Indianapolis Felony Defense Lawyer
Indianapolis Felony Defense Lawyer
A felony is the most serious crime under Indiana and federal criminal law. Under Indiana law, a felony is generally defined as a crime punishable by more than one year of incarceration in a prison or jail, which will likely be the Indiana Department of Correction; a felony can result in a sentence up to life in prison. Indiana law provides ranges (i.e., classes or numerical levels) for felony sentences based on the severity of the crime. All felonies carry a possible significant fine.
Because of the life-long implications of a felony conviction (i.e., problems in obtaining a job and prohibition on possession of firearms), plus prison time itself, a formidable defense generally should be mounted to “test” all of the state’s evidence to make a determination as to whether to negotiate a plea (typically such is more favorable the more the case is prepared) to trying the case before a jury, where things like jury instructions might be critical to the case.
Felonies in Indiana are designated as Class D, C, B, or A, plus murder (lowest to highest), which will change to numerical levels in 2014. Common serious felonies include murder, rape, robbery, burglary, battery with deadly injury, car-jacking, and dealing in or manufacturing controlled substances.
Each class of felony has an advisory sentence, or a guideline, that the court can (but is not required to) consider and follow or use as a point of departure, when imposing a sentence after a plea or conviction by judge or jury. Ultimately, the sentence given to any guilty offender is left to the discretion of the judge.
The judge can give any sentence between the minimum and maximum range; however, the judge typically begins with the advisory sentence and adds or subtracts time within the range, depending on certain circumstances. A mitigating circumstance (such as lack of criminal history) can support giving a lesser sentence. An aggravating circumstance (such as other crimes of a violent nature) can support giving a longer sentence.
There are some very specific additional provisions in the Indiana Criminal Code for sentencing purposes that are considered separate “enhancements,” which means that if the facts fall into one of these categories, upon conviction, the Defendant can receive additional sentencing. For example, a sentence may be enhanced if there is evidence the defendant was either involved in criminal gang activity, or had a juvenile history, or had two prior unrelated felony convictions (habitual offender) (Grant v. State, 2007).
The Court of Appeals, by appellate rule, can consider and revise a sentence. This could include increasing a sentence, if appealed.
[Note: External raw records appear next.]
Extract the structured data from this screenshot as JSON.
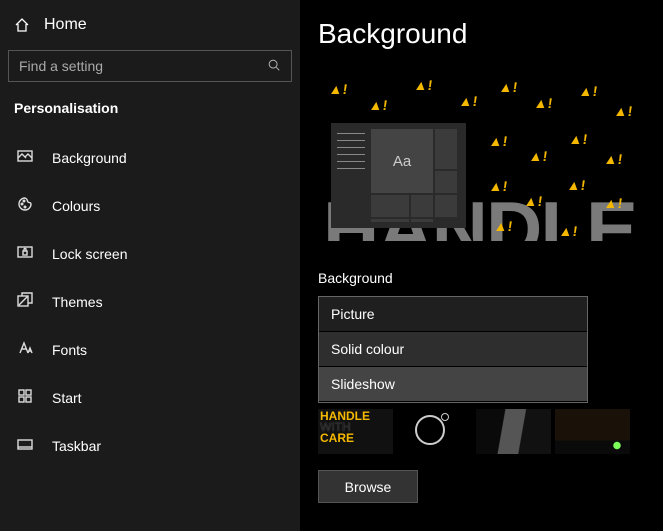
{
  "sidebar": {
    "home": "Home",
    "search_placeholder": "Find a setting",
    "section": "Personalisation",
    "items": [
      {
        "icon": "background-icon",
        "label": "Background"
      },
      {
        "icon": "colours-icon",
        "label": "Colours"
      },
      {
        "icon": "lockscreen-icon",
        "label": "Lock screen"
      },
      {
        "icon": "themes-icon",
        "label": "Themes"
      },
      {
        "icon": "fonts-icon",
        "label": "Fonts"
      },
      {
        "icon": "start-icon",
        "label": "Start"
      },
      {
        "icon": "taskbar-icon",
        "label": "Taskbar"
      }
    ]
  },
  "content": {
    "title": "Background",
    "preview_sample_text": "Aa",
    "label": "Background",
    "options": [
      "Picture",
      "Solid colour",
      "Slideshow"
    ],
    "selected_option": "Slideshow",
    "browse": "Browse"
  },
  "annotation": {
    "arrow_target": "Slideshow"
  }
}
If you have been arrested and charged with a felony, it is in your best interest to contact Indiana felony defense lawyers as soon as possible. Be open and frank with this counsel as to your case as you understand its strengths and weaknesses. This will allow him or her to do the best job possible in your defense, and such discussion is privileged and confidential. Given felony implications, it is important to have a strong and trusting relationship with your criminal defense attorney.
This is again because all felony convictions carry serious, life-long consequences, from significant fines and lengthy prison sentences (which may be consecutive in certain circumstances) to making obtaining employment more difficult; the stigma of a criminal record lasts long after a sentence is served or a fine is paid, particularly with cases such as child molesting and being a registered sex offender.
On the broadest level, a hallmark of a good felony defense attorney is one who understands the constitutional implications of criminal and civil law and will ensure that all of your civil and constitutional rights are protected or asserted to avoid unnecessary criminal risk. Alternatively, he or she may recommend you obtain separate civil counsel if your felony criminal case also has companion civil litigation.
In summary, Indianapolis felony defense attorneys may challenge the reasons for your arrest (such as whether or not the police had probable cause to arrest you in the first place) and for suppression of the evidence, argue on your behalf to reduce bond, if any, determine the strengths and weaknesses in your case such that they can adequately advise you regarding the benefits and risks associated with trying your case in court or negotiating with the prosecution to reduce your charges in exchange for a plea of guilty (Malone v. State, 2008).
Ciyou & Dixon, P.C. attorneys practice in all Indiana State and federal trial courts, and handle appeals to the 7th Circuit Court of Appeals and Certiorari Petition to the United States Supreme Court.
Proven & experienced attorneys successfully advocating & resolving complex cases for over 25 years